((

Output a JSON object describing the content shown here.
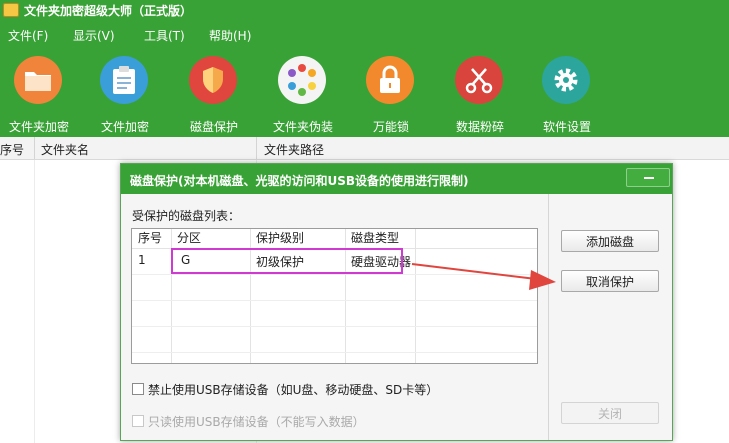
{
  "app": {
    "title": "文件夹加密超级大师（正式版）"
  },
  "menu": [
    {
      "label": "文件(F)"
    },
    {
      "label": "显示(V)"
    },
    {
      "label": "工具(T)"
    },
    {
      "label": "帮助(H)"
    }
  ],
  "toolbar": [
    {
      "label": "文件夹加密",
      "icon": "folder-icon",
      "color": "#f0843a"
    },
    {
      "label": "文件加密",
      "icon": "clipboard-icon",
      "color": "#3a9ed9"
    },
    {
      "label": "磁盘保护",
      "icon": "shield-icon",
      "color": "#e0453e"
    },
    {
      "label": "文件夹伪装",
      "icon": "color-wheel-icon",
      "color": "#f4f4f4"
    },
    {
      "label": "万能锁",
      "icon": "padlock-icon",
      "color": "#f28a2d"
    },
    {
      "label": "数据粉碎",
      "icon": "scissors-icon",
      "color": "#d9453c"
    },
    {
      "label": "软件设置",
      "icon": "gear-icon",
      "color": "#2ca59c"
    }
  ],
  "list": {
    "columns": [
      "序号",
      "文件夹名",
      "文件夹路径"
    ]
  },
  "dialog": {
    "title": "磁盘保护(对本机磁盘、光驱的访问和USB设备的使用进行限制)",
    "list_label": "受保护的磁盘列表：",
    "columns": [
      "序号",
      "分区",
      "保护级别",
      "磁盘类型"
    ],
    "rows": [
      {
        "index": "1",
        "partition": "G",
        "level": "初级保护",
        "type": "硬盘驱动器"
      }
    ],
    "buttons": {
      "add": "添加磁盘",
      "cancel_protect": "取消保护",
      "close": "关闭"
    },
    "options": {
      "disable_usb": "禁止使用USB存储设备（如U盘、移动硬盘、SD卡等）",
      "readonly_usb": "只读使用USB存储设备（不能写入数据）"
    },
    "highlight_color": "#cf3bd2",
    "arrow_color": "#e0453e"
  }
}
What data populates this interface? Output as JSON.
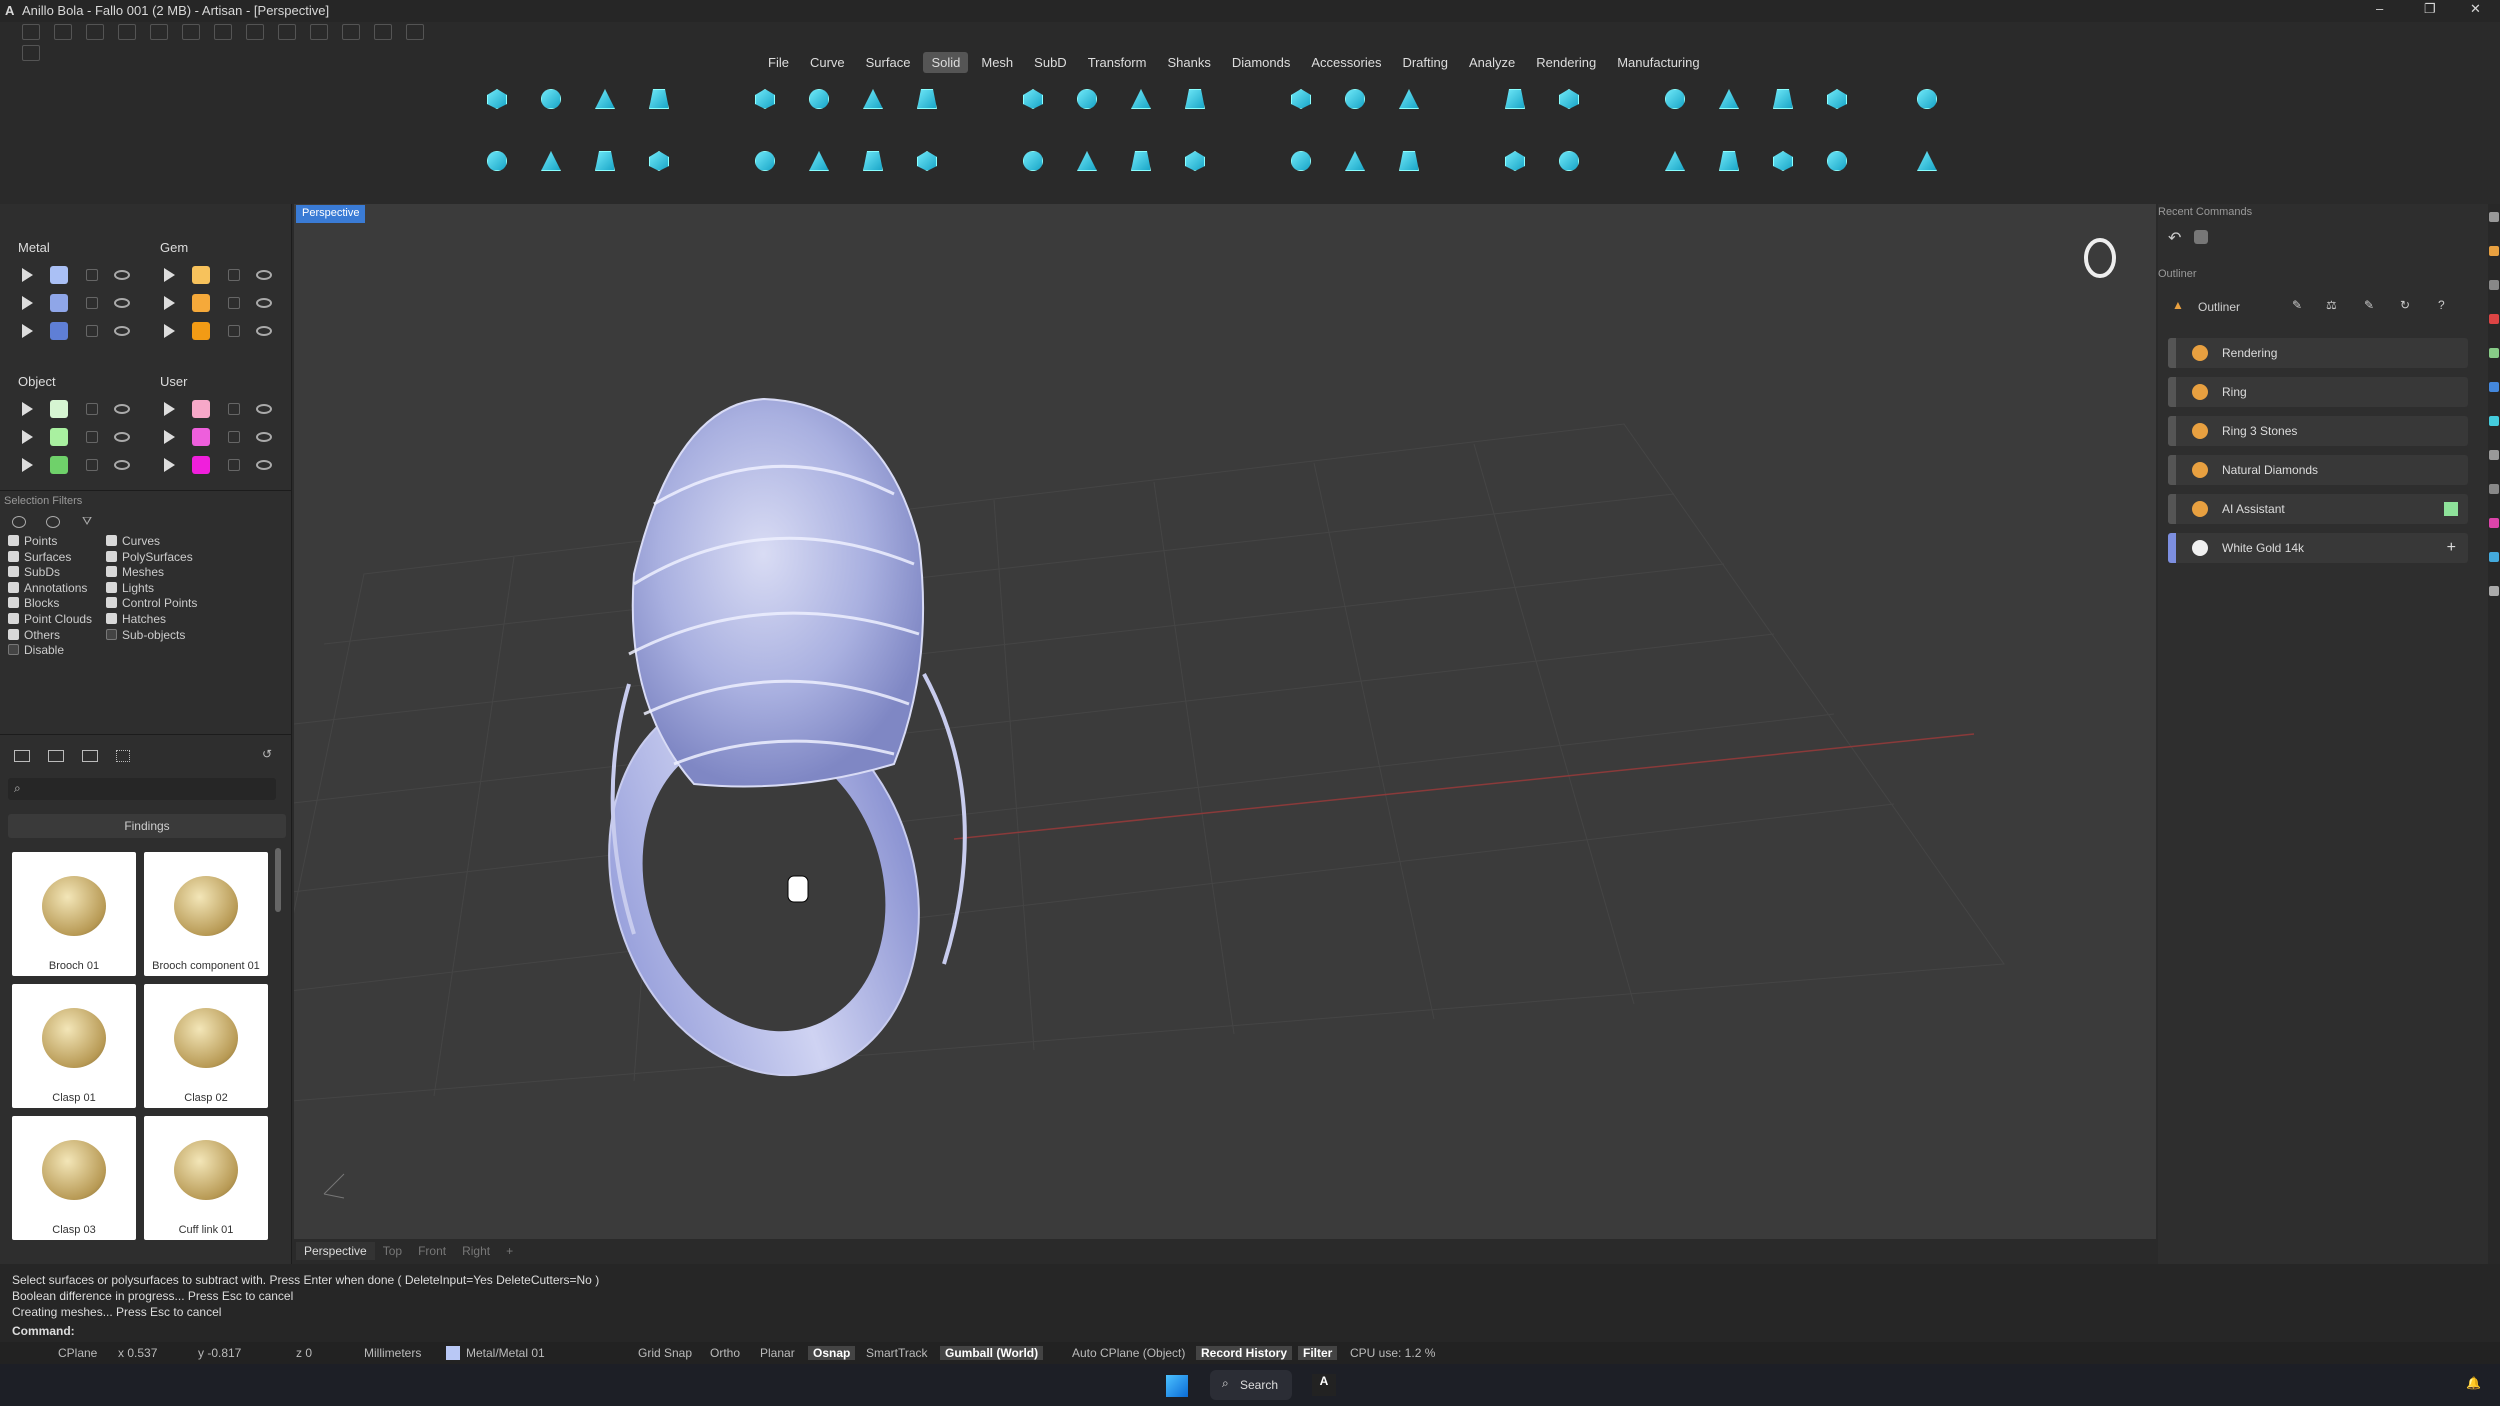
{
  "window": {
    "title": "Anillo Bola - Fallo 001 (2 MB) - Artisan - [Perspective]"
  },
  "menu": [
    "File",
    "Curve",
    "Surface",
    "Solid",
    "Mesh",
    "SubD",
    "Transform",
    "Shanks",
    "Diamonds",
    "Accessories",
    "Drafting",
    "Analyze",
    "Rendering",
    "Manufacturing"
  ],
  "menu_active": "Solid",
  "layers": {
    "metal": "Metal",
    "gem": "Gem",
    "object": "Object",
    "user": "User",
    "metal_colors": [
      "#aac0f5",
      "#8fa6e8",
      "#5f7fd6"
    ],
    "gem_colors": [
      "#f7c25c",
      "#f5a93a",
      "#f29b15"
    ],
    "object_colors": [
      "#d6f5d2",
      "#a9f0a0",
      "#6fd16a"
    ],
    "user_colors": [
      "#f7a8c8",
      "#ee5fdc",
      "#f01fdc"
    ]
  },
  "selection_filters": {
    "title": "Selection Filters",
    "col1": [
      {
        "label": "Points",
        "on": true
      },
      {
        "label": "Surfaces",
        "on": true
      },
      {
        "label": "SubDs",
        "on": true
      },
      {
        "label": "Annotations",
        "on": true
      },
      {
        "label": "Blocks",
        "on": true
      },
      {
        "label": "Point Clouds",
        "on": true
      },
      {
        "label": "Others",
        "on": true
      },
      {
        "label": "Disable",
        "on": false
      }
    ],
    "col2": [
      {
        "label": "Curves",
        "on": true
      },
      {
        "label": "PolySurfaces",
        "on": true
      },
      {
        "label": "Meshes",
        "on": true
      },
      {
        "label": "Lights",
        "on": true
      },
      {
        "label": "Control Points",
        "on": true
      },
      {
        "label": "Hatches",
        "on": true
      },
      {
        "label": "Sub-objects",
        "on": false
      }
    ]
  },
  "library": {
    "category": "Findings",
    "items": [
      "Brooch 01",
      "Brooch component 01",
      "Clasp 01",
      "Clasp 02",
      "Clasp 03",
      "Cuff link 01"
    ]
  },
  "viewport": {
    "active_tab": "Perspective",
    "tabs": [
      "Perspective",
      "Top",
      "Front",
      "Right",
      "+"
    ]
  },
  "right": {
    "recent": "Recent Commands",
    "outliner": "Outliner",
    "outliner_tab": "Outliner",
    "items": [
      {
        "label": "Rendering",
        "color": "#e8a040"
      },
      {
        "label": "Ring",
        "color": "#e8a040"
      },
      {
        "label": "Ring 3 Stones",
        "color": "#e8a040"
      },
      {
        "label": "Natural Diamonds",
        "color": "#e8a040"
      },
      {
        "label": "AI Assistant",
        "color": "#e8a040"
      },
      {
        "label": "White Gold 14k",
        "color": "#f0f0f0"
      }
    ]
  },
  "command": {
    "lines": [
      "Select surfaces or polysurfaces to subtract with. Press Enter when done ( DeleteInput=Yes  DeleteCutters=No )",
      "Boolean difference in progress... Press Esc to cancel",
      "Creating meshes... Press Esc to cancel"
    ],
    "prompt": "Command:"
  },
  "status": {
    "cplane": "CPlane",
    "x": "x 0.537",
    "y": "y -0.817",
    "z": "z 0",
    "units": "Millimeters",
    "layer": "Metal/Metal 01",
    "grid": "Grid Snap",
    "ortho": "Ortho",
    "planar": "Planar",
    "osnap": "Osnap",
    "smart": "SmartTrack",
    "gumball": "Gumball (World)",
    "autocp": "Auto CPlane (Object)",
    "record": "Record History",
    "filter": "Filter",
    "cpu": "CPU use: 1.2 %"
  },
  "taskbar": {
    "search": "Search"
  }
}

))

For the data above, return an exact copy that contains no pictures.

• Answer to this problem
Output a JSON object describing the content shown here.
{
  "app": {
    "title": "文件夹加密超级大师（正式版）"
  },
  "menu": [
    {
      "label": "文件(F)"
    },
    {
      "label": "显示(V)"
    },
    {
      "label": "工具(T)"
    },
    {
      "label": "帮助(H)"
    }
  ],
  "toolbar": [
    {
      "label": "文件夹加密",
      "icon": "folder-icon",
      "color": "#f0843a"
    },
    {
      "label": "文件加密",
      "icon": "clipboard-icon",
      "color": "#3a9ed9"
    },
    {
      "label": "磁盘保护",
      "icon": "shield-icon",
      "color": "#e0453e"
    },
    {
      "label": "文件夹伪装",
      "icon": "color-wheel-icon",
      "color": "#f4f4f4"
    },
    {
      "label": "万能锁",
      "icon": "padlock-icon",
      "color": "#f28a2d"
    },
    {
      "label": "数据粉碎",
      "icon": "scissors-icon",
      "color": "#d9453c"
    },
    {
      "label": "软件设置",
      "icon": "gear-icon",
      "color": "#2ca59c"
    }
  ],
  "list": {
    "columns": [
      "序号",
      "文件夹名",
      "文件夹路径"
    ]
  },
  "dialog": {
    "title": "磁盘保护(对本机磁盘、光驱的访问和USB设备的使用进行限制)",
    "list_label": "受保护的磁盘列表：",
    "columns": [
      "序号",
      "分区",
      "保护级别",
      "磁盘类型"
    ],
    "rows": [
      {
        "index": "1",
        "partition": "G",
        "level": "初级保护",
        "type": "硬盘驱动器"
      }
    ],
    "buttons": {
      "add": "添加磁盘",
      "cancel_protect": "取消保护",
      "close": "关闭"
    },
    "options": {
      "disable_usb": "禁止使用USB存储设备（如U盘、移动硬盘、SD卡等）",
      "readonly_usb": "只读使用USB存储设备（不能写入数据）"
    },
    "highlight_color": "#cf3bd2",
    "arrow_color": "#e0453e"
  }
}
What data populates this interface? Output as JSON.
{
  "window": {
    "title": "Anillo Bola - Fallo 001 (2 MB) - Artisan - [Perspective]"
  },
  "menu": [
    "File",
    "Curve",
    "Surface",
    "Solid",
    "Mesh",
    "SubD",
    "Transform",
    "Shanks",
    "Diamonds",
    "Accessories",
    "Drafting",
    "Analyze",
    "Rendering",
    "Manufacturing"
  ],
  "menu_active": "Solid",
  "layers": {
    "metal": "Metal",
    "gem": "Gem",
    "object": "Object",
    "user": "User",
    "metal_colors": [
      "#aac0f5",
      "#8fa6e8",
      "#5f7fd6"
    ],
    "gem_colors": [
      "#f7c25c",
      "#f5a93a",
      "#f29b15"
    ],
    "object_colors": [
      "#d6f5d2",
      "#a9f0a0",
      "#6fd16a"
    ],
    "user_colors": [
      "#f7a8c8",
      "#ee5fdc",
      "#f01fdc"
    ]
  },
  "selection_filters": {
    "title": "Selection Filters",
    "col1": [
      {
        "label": "Points",
        "on": true
      },
      {
        "label": "Surfaces",
        "on": true
      },
      {
        "label": "SubDs",
        "on": true
      },
      {
        "label": "Annotations",
        "on": true
      },
      {
        "label": "Blocks",
        "on": true
      },
      {
        "label": "Point Clouds",
        "on": true
      },
      {
        "label": "Others",
        "on": true
      },
      {
        "label": "Disable",
        "on": false
      }
    ],
    "col2": [
      {
        "label": "Curves",
        "on": true
      },
      {
        "label": "PolySurfaces",
        "on": true
      },
      {
        "label": "Meshes",
        "on": true
      },
      {
        "label": "Lights",
        "on": true
      },
      {
        "label": "Control Points",
        "on": true
      },
      {
        "label": "Hatches",
        "on": true
      },
      {
        "label": "Sub-objects",
        "on": false
      }
    ]
  },
  "library": {
    "category": "Findings",
    "items": [
      "Brooch 01",
      "Brooch component 01",
      "Clasp 01",
      "Clasp 02",
      "Clasp 03",
      "Cuff link 01"
    ]
  },
  "viewport": {
    "active_tab": "Perspective",
    "tabs": [
      "Perspective",
      "Top",
      "Front",
      "Right",
      "+"
    ]
  },
  "right": {
    "recent": "Recent Commands",
    "outliner": "Outliner",
    "outliner_tab": "Outliner",
    "items": [
      {
        "label": "Rendering",
        "color": "#e8a040"
      },
      {
        "label": "Ring",
        "color": "#e8a040"
      },
      {
        "label": "Ring 3 Stones",
        "color": "#e8a040"
      },
      {
        "label": "Natural Diamonds",
        "color": "#e8a040"
      },
      {
        "label": "AI Assistant",
        "color": "#e8a040"
      },
      {
        "label": "White Gold 14k",
        "color": "#f0f0f0"
      }
    ]
  },
  "command": {
    "lines": [
      "Select surfaces or polysurfaces to subtract with. Press Enter when done ( DeleteInput=Yes  DeleteCutters=No )",
      "Boolean difference in progress... Press Esc to cancel",
      "Creating meshes... Press Esc to cancel"
    ],
    "prompt": "Command:"
  },
  "status": {
    "cplane": "CPlane",
    "x": "x 0.537",
    "y": "y -0.817",
    "z": "z 0",
    "units": "Millimeters",
    "layer": "Metal/Metal 01",
    "grid": "Grid Snap",
    "ortho": "Ortho",
    "planar": "Planar",
    "osnap": "Osnap",
    "smart": "SmartTrack",
    "gumball": "Gumball (World)",
    "autocp": "Auto CPlane (Object)",
    "record": "Record History",
    "filter": "Filter",
    "cpu": "CPU use: 1.2 %"
  },
  "taskbar": {
    "search": "Search"
  }
}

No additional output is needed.